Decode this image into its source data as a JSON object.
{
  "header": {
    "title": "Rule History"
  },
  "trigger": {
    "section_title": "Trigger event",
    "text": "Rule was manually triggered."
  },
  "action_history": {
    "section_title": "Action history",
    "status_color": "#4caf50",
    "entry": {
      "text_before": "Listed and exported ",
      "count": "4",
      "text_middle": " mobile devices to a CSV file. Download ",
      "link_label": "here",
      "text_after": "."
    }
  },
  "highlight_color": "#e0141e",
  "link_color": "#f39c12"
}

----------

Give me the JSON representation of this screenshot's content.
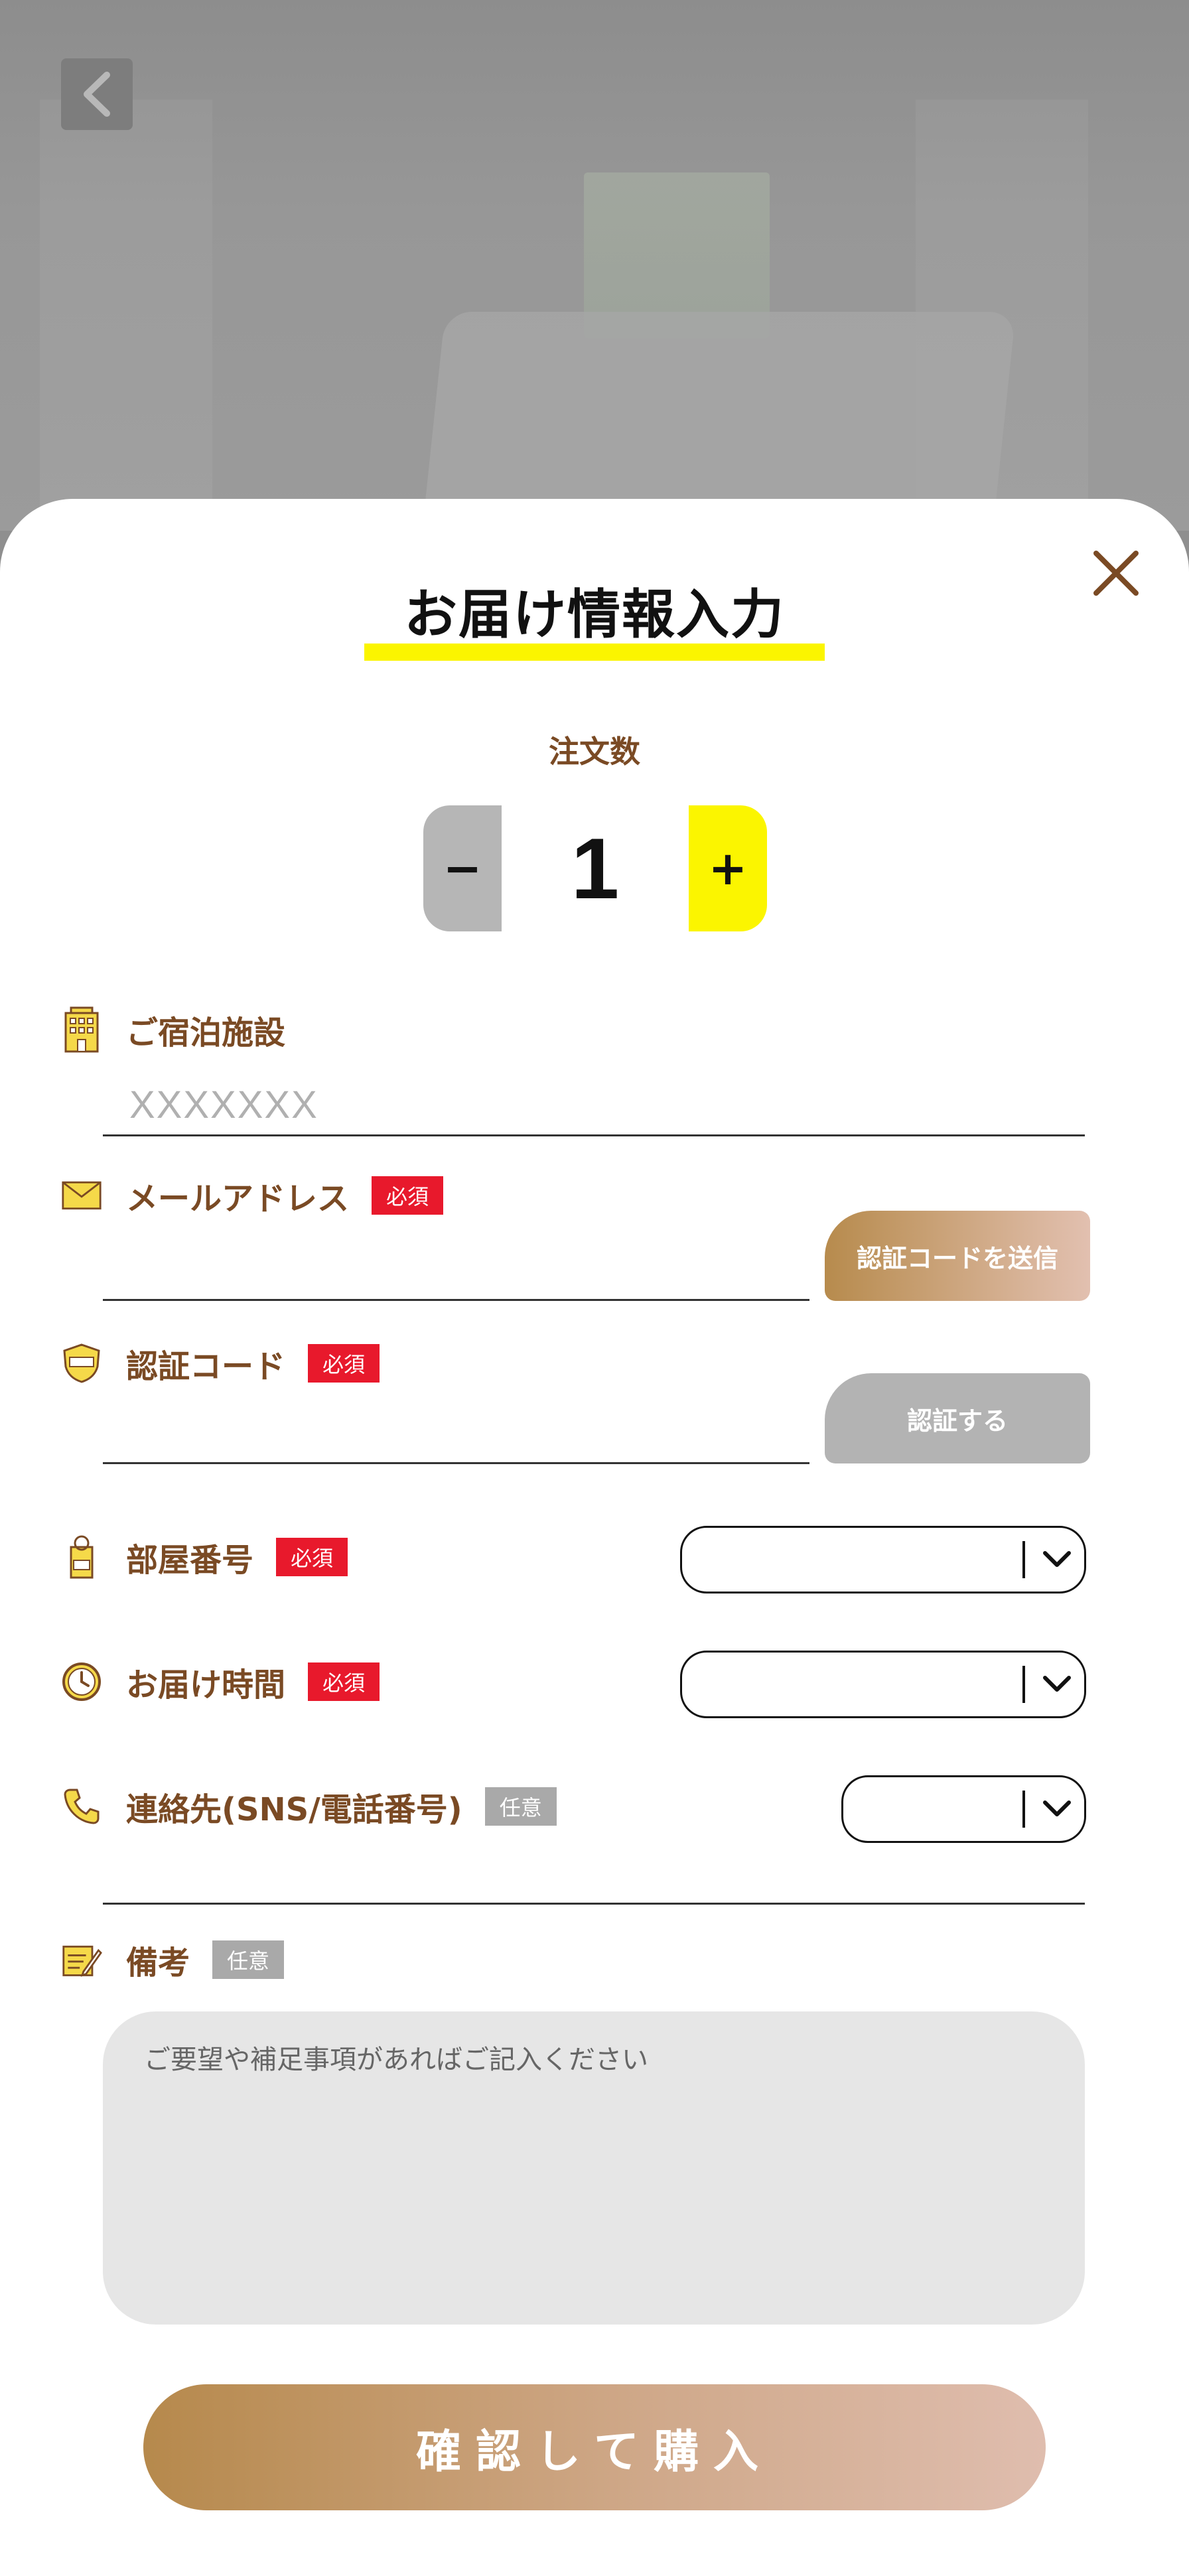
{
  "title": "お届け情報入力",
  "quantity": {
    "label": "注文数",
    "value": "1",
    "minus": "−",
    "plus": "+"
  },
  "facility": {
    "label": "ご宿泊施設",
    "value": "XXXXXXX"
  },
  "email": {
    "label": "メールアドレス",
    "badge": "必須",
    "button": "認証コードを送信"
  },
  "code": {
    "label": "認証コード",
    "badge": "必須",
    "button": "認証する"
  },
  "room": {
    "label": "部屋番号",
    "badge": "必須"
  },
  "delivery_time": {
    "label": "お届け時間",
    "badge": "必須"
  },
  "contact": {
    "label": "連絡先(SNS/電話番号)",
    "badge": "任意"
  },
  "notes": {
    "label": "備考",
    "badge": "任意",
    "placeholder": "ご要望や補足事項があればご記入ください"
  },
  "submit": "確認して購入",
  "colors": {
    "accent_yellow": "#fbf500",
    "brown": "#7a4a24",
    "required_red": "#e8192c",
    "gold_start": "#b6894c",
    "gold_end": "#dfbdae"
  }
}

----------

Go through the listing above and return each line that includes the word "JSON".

### ANSWER FOR THIS EXERCISE
Decode this image into its source data as a JSON object.
Give me the JSON representation of this screenshot's content.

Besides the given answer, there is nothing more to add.